“The renovation has completely changed the way we live,” says Catherine. “We spend most of our time in the kitchen now. It’s probably the best part of the build, but we also love the loft conversion. It’s so nice to go up there at times as it’s so quiet and cosy. We feel very lucky.”
Q&A with Gavin
What surprised you?
When we went to sort out the drainage at the back of the house, the builder found a huge stone. It took a day to get it out of the ground to make way for the foundations.
What was the biggest splurge?
The arched windows and door cost the most. Anything custom made costs significantly more. The kitchen was also quite expensive, but it’s perfect and what we wanted.
Would you do it again?
Yes definitely. We might even consider it in the next five years. We’d love to do a new build by the sea, a holiday home with a view…
What are your favourites?

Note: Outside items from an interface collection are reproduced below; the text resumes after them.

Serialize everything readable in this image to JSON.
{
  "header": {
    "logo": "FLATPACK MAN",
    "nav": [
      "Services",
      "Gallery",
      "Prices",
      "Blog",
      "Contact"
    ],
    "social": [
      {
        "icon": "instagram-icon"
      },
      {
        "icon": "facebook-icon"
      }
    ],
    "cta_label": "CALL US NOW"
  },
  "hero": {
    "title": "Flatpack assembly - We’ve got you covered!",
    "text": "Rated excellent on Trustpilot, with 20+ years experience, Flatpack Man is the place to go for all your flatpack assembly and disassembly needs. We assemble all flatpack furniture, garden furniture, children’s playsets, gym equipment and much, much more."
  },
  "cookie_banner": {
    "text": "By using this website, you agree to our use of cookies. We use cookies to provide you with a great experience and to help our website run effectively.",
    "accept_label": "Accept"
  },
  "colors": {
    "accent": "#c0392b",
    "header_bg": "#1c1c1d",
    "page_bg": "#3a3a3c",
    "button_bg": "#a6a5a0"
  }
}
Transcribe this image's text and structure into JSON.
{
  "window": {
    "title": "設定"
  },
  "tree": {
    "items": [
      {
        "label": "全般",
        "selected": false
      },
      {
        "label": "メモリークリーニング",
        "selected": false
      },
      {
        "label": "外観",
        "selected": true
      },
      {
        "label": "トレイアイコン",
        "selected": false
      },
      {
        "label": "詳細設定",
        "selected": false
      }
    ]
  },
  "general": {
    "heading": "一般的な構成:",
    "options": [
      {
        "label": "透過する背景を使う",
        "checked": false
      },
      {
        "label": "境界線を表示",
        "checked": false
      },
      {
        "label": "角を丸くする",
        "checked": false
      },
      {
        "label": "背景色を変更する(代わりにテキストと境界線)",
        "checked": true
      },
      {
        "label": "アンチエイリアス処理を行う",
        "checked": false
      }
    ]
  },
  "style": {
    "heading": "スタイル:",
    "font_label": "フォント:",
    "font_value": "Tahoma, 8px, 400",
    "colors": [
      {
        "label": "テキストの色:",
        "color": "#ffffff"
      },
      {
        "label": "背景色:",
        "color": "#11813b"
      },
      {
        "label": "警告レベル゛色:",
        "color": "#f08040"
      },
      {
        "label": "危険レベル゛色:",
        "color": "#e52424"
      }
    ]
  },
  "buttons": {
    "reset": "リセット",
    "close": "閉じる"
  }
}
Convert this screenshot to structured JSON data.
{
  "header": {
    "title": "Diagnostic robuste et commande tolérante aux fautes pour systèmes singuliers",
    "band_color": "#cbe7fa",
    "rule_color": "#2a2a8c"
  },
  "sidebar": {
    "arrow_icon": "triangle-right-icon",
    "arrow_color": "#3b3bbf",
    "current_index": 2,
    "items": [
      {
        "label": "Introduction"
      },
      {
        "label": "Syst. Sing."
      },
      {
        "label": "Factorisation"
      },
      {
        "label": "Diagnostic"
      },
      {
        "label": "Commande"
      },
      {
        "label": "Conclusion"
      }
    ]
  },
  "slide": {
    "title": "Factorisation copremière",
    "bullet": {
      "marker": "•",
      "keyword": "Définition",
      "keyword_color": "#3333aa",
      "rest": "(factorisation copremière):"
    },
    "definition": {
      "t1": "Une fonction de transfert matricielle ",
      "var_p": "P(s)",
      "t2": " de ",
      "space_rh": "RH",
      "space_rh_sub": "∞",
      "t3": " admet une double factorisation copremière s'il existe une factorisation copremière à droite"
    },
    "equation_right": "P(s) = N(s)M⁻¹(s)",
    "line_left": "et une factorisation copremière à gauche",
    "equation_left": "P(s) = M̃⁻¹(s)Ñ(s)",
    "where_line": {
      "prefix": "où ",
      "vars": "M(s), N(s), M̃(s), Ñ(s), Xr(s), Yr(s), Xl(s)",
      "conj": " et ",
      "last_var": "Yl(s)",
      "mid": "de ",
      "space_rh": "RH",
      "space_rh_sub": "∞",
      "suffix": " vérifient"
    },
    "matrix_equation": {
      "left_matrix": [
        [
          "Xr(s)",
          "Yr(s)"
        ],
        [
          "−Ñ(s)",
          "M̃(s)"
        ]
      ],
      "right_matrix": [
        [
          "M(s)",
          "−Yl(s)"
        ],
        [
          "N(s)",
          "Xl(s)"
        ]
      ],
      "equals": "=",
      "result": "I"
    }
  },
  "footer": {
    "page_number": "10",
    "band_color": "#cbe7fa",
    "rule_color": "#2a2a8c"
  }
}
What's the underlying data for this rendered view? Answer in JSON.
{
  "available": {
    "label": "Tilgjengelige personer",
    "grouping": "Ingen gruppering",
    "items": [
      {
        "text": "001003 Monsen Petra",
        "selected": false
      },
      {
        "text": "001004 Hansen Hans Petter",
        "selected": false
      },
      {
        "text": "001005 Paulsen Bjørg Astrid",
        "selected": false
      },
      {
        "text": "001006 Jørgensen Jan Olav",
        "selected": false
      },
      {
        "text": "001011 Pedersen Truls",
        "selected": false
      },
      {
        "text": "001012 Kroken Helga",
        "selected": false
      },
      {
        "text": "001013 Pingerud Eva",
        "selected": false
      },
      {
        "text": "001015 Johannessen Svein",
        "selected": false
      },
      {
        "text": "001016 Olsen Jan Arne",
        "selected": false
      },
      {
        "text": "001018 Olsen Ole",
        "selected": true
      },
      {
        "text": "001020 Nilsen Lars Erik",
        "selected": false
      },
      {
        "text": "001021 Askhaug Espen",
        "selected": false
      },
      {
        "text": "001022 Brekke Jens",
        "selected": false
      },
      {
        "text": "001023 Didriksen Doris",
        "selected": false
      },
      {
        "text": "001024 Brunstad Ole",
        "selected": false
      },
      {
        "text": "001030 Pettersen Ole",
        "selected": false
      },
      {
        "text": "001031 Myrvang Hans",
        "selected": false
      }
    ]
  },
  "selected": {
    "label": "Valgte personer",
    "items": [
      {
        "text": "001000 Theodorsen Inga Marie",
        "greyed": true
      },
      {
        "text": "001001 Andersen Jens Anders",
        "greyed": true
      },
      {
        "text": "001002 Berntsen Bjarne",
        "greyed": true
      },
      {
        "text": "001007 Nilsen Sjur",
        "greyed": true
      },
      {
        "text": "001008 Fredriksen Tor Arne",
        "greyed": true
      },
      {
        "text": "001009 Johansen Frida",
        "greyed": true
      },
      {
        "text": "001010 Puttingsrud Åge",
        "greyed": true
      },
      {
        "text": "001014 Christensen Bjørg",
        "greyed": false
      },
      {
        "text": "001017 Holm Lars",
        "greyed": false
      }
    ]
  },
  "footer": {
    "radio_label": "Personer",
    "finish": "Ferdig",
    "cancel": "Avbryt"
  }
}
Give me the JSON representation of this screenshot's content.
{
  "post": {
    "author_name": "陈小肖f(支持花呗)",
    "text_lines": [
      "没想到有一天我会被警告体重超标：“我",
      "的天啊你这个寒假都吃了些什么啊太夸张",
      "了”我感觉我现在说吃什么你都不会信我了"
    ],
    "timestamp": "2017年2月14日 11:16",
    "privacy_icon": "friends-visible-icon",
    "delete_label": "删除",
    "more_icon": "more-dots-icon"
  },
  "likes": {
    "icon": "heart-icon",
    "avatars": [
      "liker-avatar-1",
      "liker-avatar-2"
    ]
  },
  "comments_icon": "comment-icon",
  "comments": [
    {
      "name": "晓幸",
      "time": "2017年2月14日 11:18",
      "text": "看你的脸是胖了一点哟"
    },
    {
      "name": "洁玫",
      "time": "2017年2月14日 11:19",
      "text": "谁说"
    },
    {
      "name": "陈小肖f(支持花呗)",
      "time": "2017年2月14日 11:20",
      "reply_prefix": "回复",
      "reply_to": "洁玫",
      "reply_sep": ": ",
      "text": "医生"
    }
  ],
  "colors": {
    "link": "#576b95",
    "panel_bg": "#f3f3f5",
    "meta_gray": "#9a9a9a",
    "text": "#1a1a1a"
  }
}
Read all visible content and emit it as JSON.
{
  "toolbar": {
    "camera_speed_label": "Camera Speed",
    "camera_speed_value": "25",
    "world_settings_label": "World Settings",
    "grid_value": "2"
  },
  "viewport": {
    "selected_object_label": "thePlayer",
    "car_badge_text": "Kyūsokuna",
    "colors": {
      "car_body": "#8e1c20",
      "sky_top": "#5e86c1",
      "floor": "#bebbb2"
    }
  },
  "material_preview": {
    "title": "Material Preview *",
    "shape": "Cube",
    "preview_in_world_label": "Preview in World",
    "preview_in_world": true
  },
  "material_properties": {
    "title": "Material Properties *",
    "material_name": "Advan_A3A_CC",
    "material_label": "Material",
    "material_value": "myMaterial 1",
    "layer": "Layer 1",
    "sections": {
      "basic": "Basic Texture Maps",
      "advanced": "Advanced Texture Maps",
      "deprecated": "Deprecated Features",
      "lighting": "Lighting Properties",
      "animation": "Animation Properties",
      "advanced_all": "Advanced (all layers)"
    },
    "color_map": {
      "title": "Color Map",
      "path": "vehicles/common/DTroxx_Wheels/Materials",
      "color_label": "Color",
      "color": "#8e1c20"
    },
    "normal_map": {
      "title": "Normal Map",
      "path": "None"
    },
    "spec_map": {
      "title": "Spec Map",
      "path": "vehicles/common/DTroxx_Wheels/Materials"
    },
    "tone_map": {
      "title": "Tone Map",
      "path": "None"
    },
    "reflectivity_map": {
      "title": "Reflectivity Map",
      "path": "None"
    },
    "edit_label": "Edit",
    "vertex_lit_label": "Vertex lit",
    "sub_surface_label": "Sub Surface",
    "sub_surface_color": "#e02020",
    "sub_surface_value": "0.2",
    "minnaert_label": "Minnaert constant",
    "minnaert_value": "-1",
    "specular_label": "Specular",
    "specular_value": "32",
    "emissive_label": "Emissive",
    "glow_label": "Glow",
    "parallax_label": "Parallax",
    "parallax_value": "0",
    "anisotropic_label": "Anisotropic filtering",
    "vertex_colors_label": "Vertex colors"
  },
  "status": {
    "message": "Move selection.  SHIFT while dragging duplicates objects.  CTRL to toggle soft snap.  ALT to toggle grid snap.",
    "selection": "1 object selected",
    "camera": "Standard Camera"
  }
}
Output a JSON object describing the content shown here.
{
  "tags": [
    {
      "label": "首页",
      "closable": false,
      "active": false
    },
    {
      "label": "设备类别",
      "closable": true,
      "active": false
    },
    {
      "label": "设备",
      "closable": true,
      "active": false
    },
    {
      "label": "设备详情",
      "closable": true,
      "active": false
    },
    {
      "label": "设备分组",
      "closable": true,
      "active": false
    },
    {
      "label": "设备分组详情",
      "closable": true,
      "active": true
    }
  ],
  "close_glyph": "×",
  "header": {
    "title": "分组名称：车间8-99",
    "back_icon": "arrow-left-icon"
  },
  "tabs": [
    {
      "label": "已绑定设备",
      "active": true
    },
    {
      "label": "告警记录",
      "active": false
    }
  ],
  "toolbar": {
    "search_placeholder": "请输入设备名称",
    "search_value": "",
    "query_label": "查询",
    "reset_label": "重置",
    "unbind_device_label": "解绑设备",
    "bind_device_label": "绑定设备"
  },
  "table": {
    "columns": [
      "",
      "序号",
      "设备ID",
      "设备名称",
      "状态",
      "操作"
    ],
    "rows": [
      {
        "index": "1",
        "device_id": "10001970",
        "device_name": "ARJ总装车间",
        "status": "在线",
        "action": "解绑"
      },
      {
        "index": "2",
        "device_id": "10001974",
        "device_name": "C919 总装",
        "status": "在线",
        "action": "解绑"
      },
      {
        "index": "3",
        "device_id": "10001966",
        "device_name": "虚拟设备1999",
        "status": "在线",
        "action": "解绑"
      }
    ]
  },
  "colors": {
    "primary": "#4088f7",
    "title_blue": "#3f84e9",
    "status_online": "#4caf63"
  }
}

The new kitchen, as it has changed the way we use the space in our house. The other best thing is the walk in showers and if you have the space to do it, you should. Walk in showers give a hotel feel and there are no sliding doors to trap dirt. The only problem with adding on these new rooms is that they highlight all the issues in the old part of the house. When we go back to the other rooms we can’t help but think we want to change them, that we want to do more. We could just keep going but you have to draw a line at some stage. We’re done for a while.
Get a contract
We agreed on a price with our builder but had to make some changes which weren’t detailed in the contract so extra things came at a premium cost. It’s therefore helpful to know what you want from the start, as any variations will cost you. Our contract had a financial penalty for finishing late but the build only went a month over, and we had asked for some extras along the way so no charge was applied.
Think about the living arrangements.
We stayed in the house during the six month build. We were both working full time, had school runs and three small kids. It was fine because we had a temporary kitchen in the playroom and the first few months were ok, but after Christmas when they started the loft conversion, 100 years of soot covered everything. And it was cold. Relatives helped and the builders knew we had kids around so they did their best, but if I were to do it again, I would consider
New cavity walls: Dense plaster and skim finish to internal block walls, on 100mm dense concrete block, on 110mm cavity injected with blown full-fill EPS insulation,
Flat roof: fully adhered single-ply membrane on 150mm phenolic board insulation on 18mm exterior grade plywood deck, on treated softwood firrings, on 170x38mm C16 timber joists at 400mm centres, on 12.5mm plasterboard. U-value 0.15W/sqmK
Pitched roof: Bangor blue slate to match existing on treated softwood battens and counter-battens on breathable membrane laid over insulation, 70mm phenolic board over rafters, 70mm phenolic board between 38 x 150 C16 rafters at 400mm centres, polythene vapour control layer fixed to underside of rafters, 3mm skim coated 12.5mm plasterboard fixed under rafters, U-value 0.14W/sqmK
New floor: 75mm concrete screed with A-193 mesh and underfloor heating to BS 8204 Part 1 2003, 500 gauge vapour barrier, 150mm phenolic board insulation, 150mm ground bearing concrete floor slab, 50mm blinding layer of sand, min.225mm thick well-compacted hardcore sub-base, U-value 0.11W/sqmK
Windows: hand-crafted, timber double-glazed; roof lantern is solid wood, double glazed, white paint finish.
Victorian renovation suppliers
Aisling Shannon Rusk of Studio idir, Belfast, studioidir.com
Noel Savage Construction Ltd., Belfast, tel. 90 321080
Phil Montgomery at Ballycastle Homecare, ballycastlehomecare.co.uk
Beggs and Partners, Belfast, beggsandpartners.com
Resin bound driveway
ProSurface NI, Downpatrick, prosurfaceni.com
Paul Linsday, paullindsayphoto.co.uk